BEGIN MATERIAL PROVIDED

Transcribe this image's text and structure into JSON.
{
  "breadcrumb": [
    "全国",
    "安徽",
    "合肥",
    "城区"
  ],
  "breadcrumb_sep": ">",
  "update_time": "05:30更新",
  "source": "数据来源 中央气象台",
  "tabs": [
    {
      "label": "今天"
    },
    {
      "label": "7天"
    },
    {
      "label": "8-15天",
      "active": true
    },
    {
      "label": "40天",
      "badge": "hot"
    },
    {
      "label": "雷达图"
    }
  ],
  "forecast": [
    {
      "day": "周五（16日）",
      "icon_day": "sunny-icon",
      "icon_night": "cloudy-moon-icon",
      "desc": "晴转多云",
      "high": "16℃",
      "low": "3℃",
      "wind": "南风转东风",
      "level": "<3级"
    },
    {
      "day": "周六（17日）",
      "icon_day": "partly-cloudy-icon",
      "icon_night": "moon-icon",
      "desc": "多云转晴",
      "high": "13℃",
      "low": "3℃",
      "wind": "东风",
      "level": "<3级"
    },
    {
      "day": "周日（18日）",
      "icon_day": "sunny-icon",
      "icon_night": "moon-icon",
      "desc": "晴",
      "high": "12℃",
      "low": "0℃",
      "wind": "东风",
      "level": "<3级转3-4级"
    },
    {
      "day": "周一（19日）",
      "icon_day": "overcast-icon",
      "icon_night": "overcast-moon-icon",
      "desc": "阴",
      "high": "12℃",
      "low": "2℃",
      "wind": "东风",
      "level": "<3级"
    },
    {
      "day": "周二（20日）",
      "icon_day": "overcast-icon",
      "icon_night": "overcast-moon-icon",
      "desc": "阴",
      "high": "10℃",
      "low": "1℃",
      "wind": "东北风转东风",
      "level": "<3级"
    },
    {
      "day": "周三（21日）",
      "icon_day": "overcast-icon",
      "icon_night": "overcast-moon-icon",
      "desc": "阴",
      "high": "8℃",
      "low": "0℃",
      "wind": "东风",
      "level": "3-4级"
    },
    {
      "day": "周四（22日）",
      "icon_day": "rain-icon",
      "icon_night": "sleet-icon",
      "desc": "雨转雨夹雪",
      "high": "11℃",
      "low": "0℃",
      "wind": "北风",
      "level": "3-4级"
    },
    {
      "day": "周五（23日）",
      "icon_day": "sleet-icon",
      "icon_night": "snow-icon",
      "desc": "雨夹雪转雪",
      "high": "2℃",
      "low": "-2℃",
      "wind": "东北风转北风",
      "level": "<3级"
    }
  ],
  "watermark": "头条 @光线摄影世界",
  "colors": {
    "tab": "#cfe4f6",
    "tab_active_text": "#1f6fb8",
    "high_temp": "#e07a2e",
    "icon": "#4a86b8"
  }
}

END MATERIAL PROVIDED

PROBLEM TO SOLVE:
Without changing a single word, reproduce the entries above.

ANSWER BOX:
Transcribe this image's text and structure into JSON.
{
  "breadcrumb": [
    "全国",
    "安徽",
    "合肥",
    "城区"
  ],
  "breadcrumb_sep": ">",
  "update_time": "05:30更新",
  "source": "数据来源 中央气象台",
  "tabs": [
    {
      "label": "今天"
    },
    {
      "label": "7天"
    },
    {
      "label": "8-15天",
      "active": true
    },
    {
      "label": "40天",
      "badge": "hot"
    },
    {
      "label": "雷达图"
    }
  ],
  "forecast": [
    {
      "day": "周五（16日）",
      "icon_day": "sunny-icon",
      "icon_night": "cloudy-moon-icon",
      "desc": "晴转多云",
      "high": "16℃",
      "low": "3℃",
      "wind": "南风转东风",
      "level": "<3级"
    },
    {
      "day": "周六（17日）",
      "icon_day": "partly-cloudy-icon",
      "icon_night": "moon-icon",
      "desc": "多云转晴",
      "high": "13℃",
      "low": "3℃",
      "wind": "东风",
      "level": "<3级"
    },
    {
      "day": "周日（18日）",
      "icon_day": "sunny-icon",
      "icon_night": "moon-icon",
      "desc": "晴",
      "high": "12℃",
      "low": "0℃",
      "wind": "东风",
      "level": "<3级转3-4级"
    },
    {
      "day": "周一（19日）",
      "icon_day": "overcast-icon",
      "icon_night": "overcast-moon-icon",
      "desc": "阴",
      "high": "12℃",
      "low": "2℃",
      "wind": "东风",
      "level": "<3级"
    },
    {
      "day": "周二（20日）",
      "icon_day": "overcast-icon",
      "icon_night": "overcast-moon-icon",
      "desc": "阴",
      "high": "10℃",
      "low": "1℃",
      "wind": "东北风转东风",
      "level": "<3级"
    },
    {
      "day": "周三（21日）",
      "icon_day": "overcast-icon",
      "icon_night": "overcast-moon-icon",
      "desc": "阴",
      "high": "8℃",
      "low": "0℃",
      "wind": "东风",
      "level": "3-4级"
    },
    {
      "day": "周四（22日）",
      "icon_day": "rain-icon",
      "icon_night": "sleet-icon",
      "desc": "雨转雨夹雪",
      "high": "11℃",
      "low": "0℃",
      "wind": "北风",
      "level": "3-4级"
    },
    {
      "day": "周五（23日）",
      "icon_day": "sleet-icon",
      "icon_night": "snow-icon",
      "desc": "雨夹雪转雪",
      "high": "2℃",
      "low": "-2℃",
      "wind": "东北风转北风",
      "level": "<3级"
    }
  ],
  "watermark": "头条 @光线摄影世界",
  "colors": {
    "tab": "#cfe4f6",
    "tab_active_text": "#1f6fb8",
    "high_temp": "#e07a2e",
    "icon": "#4a86b8"
  }
}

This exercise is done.